(Records from a dataset)
----
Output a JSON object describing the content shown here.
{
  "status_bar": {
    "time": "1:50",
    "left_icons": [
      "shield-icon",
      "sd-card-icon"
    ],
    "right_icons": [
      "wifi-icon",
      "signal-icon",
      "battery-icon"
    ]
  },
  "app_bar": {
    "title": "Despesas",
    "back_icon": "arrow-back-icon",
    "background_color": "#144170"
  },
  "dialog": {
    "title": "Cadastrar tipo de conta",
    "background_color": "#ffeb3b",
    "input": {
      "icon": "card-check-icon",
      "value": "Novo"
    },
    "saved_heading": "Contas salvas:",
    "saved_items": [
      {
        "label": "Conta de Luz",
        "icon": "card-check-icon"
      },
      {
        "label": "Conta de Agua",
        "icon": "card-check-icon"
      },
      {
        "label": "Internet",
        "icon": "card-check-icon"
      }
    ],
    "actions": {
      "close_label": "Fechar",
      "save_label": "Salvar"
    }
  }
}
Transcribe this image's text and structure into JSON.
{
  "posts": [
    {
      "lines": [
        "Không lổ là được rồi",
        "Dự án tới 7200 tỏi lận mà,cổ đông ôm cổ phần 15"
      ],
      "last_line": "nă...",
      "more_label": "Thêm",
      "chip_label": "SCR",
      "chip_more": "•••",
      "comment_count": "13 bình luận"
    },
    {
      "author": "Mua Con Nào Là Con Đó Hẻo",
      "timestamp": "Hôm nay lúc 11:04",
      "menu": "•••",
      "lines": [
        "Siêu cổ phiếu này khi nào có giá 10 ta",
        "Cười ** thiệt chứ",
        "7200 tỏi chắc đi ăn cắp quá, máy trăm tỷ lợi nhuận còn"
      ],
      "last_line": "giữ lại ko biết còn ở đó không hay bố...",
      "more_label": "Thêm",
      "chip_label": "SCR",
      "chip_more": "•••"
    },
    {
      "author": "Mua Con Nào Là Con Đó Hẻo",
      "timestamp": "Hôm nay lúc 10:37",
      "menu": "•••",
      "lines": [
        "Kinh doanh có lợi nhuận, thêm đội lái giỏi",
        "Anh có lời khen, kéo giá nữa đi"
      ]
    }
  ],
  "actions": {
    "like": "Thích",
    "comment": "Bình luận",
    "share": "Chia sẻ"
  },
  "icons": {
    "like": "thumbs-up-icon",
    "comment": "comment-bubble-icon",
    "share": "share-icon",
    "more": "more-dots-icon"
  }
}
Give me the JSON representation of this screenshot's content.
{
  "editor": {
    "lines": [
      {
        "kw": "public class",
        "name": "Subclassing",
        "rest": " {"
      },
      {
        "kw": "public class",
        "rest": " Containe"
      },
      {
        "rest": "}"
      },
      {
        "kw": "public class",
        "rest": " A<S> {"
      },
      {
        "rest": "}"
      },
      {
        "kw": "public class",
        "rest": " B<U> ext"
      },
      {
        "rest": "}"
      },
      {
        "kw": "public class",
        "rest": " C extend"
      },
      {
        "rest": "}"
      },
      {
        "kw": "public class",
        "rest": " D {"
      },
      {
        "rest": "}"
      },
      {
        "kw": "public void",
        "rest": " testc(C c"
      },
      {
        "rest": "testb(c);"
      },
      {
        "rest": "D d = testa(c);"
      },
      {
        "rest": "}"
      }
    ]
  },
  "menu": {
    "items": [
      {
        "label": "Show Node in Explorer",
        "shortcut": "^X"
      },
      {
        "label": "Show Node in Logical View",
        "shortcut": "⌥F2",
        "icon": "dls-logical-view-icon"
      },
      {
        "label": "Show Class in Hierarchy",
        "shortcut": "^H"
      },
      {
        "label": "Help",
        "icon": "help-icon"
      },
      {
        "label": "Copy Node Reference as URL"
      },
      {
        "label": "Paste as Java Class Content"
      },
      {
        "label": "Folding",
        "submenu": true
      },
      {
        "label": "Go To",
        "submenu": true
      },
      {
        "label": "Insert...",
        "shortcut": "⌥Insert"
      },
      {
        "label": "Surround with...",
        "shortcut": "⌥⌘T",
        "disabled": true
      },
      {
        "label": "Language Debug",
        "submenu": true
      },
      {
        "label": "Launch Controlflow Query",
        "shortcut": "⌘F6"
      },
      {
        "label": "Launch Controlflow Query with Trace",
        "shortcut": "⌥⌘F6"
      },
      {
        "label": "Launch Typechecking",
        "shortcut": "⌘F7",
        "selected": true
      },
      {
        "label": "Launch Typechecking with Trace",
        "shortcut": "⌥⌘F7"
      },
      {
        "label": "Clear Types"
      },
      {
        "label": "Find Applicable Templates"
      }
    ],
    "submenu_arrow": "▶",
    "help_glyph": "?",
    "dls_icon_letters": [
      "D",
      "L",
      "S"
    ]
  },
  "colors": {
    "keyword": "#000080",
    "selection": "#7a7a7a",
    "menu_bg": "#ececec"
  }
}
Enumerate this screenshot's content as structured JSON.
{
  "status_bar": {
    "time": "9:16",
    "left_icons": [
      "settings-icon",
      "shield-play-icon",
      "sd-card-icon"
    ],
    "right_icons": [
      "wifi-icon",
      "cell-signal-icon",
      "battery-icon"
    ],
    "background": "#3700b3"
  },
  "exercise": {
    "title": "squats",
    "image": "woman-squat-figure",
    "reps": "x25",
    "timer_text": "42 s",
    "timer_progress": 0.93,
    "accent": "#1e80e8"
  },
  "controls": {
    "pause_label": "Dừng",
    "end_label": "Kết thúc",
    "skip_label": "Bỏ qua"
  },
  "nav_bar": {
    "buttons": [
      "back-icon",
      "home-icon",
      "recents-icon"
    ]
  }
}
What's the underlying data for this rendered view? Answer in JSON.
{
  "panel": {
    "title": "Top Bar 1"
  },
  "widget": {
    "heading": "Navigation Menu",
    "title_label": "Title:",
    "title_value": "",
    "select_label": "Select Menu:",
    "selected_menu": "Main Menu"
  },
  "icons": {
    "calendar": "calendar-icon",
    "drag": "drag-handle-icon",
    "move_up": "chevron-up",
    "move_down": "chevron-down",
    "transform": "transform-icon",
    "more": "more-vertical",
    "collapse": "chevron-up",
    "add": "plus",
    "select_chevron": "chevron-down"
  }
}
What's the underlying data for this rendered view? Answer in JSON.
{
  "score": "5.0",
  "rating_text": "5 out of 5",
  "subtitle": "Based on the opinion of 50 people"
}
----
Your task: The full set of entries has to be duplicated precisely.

Task response:
Output a JSON object describing the content shown here.
{
  "status_bar": {
    "time": "1:50",
    "left_icons": [
      "shield-icon",
      "sd-card-icon"
    ],
    "right_icons": [
      "wifi-icon",
      "signal-icon",
      "battery-icon"
    ]
  },
  "app_bar": {
    "title": "Despesas",
    "back_icon": "arrow-back-icon",
    "background_color": "#144170"
  },
  "dialog": {
    "title": "Cadastrar tipo de conta",
    "background_color": "#ffeb3b",
    "input": {
      "icon": "card-check-icon",
      "value": "Novo"
    },
    "saved_heading": "Contas salvas:",
    "saved_items": [
      {
        "label": "Conta de Luz",
        "icon": "card-check-icon"
      },
      {
        "label": "Conta de Agua",
        "icon": "card-check-icon"
      },
      {
        "label": "Internet",
        "icon": "card-check-icon"
      }
    ],
    "actions": {
      "close_label": "Fechar",
      "save_label": "Salvar"
    }
  }
}
Transcribe this image's text and structure into JSON.
{
  "posts": [
    {
      "lines": [
        "Không lổ là được rồi",
        "Dự án tới 7200 tỏi lận mà,cổ đông ôm cổ phần 15"
      ],
      "last_line": "nă...",
      "more_label": "Thêm",
      "chip_label": "SCR",
      "chip_more": "•••",
      "comment_count": "13 bình luận"
    },
    {
      "author": "Mua Con Nào Là Con Đó Hẻo",
      "timestamp": "Hôm nay lúc 11:04",
      "menu": "•••",
      "lines": [
        "Siêu cổ phiếu này khi nào có giá 10 ta",
        "Cười ** thiệt chứ",
        "7200 tỏi chắc đi ăn cắp quá, máy trăm tỷ lợi nhuận còn"
      ],
      "last_line": "giữ lại ko biết còn ở đó không hay bố...",
      "more_label": "Thêm",
      "chip_label": "SCR",
      "chip_more": "•••"
    },
    {
      "author": "Mua Con Nào Là Con Đó Hẻo",
      "timestamp": "Hôm nay lúc 10:37",
      "menu": "•••",
      "lines": [
        "Kinh doanh có lợi nhuận, thêm đội lái giỏi",
        "Anh có lời khen, kéo giá nữa đi"
      ]
    }
  ],
  "actions": {
    "like": "Thích",
    "comment": "Bình luận",
    "share": "Chia sẻ"
  },
  "icons": {
    "like": "thumbs-up-icon",
    "comment": "comment-bubble-icon",
    "share": "share-icon",
    "more": "more-dots-icon"
  }
}
Give me the JSON representation of this screenshot's content.
{
  "editor": {
    "lines": [
      {
        "kw": "public class",
        "name": "Subclassing",
        "rest": " {"
      },
      {
        "kw": "public class",
        "rest": " Containe"
      },
      {
        "rest": "}"
      },
      {
        "kw": "public class",
        "rest": " A<S> {"
      },
      {
        "rest": "}"
      },
      {
        "kw": "public class",
        "rest": " B<U> ext"
      },
      {
        "rest": "}"
      },
      {
        "kw": "public class",
        "rest": " C extend"
      },
      {
        "rest": "}"
      },
      {
        "kw": "public class",
        "rest": " D {"
      },
      {
        "rest": "}"
      },
      {
        "kw": "public void",
        "rest": " testc(C c"
      },
      {
        "rest": "testb(c);"
      },
      {
        "rest": "D d = testa(c);"
      },
      {
        "rest": "}"
      }
    ]
  },
  "menu": {
    "items": [
      {
        "label": "Show Node in Explorer",
        "shortcut": "^X"
      },
      {
        "label": "Show Node in Logical View",
        "shortcut": "⌥F2",
        "icon": "dls-logical-view-icon"
      },
      {
        "label": "Show Class in Hierarchy",
        "shortcut": "^H"
      },
      {
        "label": "Help",
        "icon": "help-icon"
      },
      {
        "label": "Copy Node Reference as URL"
      },
      {
        "label": "Paste as Java Class Content"
      },
      {
        "label": "Folding",
        "submenu": true
      },
      {
        "label": "Go To",
        "submenu": true
      },
      {
        "label": "Insert...",
        "shortcut": "⌥Insert"
      },
      {
        "label": "Surround with...",
        "shortcut": "⌥⌘T",
        "disabled": true
      },
      {
        "label": "Language Debug",
        "submenu": true
      },
      {
        "label": "Launch Controlflow Query",
        "shortcut": "⌘F6"
      },
      {
        "label": "Launch Controlflow Query with Trace",
        "shortcut": "⌥⌘F6"
      },
      {
        "label": "Launch Typechecking",
        "shortcut": "⌘F7",
        "selected": true
      },
      {
        "label": "Launch Typechecking with Trace",
        "shortcut": "⌥⌘F7"
      },
      {
        "label": "Clear Types"
      },
      {
        "label": "Find Applicable Templates"
      }
    ],
    "submenu_arrow": "▶",
    "help_glyph": "?",
    "dls_icon_letters": [
      "D",
      "L",
      "S"
    ]
  },
  "colors": {
    "keyword": "#000080",
    "selection": "#7a7a7a",
    "menu_bg": "#ececec"
  }
}
Enumerate this screenshot's content as structured JSON.
{
  "status_bar": {
    "time": "9:16",
    "left_icons": [
      "settings-icon",
      "shield-play-icon",
      "sd-card-icon"
    ],
    "right_icons": [
      "wifi-icon",
      "cell-signal-icon",
      "battery-icon"
    ],
    "background": "#3700b3"
  },
  "exercise": {
    "title": "squats",
    "image": "woman-squat-figure",
    "reps": "x25",
    "timer_text": "42 s",
    "timer_progress": 0.93,
    "accent": "#1e80e8"
  },
  "controls": {
    "pause_label": "Dừng",
    "end_label": "Kết thúc",
    "skip_label": "Bỏ qua"
  },
  "nav_bar": {
    "buttons": [
      "back-icon",
      "home-icon",
      "recents-icon"
    ]
  }
}
What's the underlying data for this rendered view? Answer in JSON.
{
  "panel": {
    "title": "Top Bar 1"
  },
  "widget": {
    "heading": "Navigation Menu",
    "title_label": "Title:",
    "title_value": "",
    "select_label": "Select Menu:",
    "selected_menu": "Main Menu"
  },
  "icons": {
    "calendar": "calendar-icon",
    "drag": "drag-handle-icon",
    "move_up": "chevron-up",
    "move_down": "chevron-down",
    "transform": "transform-icon",
    "more": "more-vertical",
    "collapse": "chevron-up",
    "add": "plus",
    "select_chevron": "chevron-down"
  }
}
What's the underlying data for this rendered view? Answer in JSON.
{
  "score": "5.0",
  "rating_text": "5 out of 5",
  "subtitle": "Based on the opinion of 50 people"
}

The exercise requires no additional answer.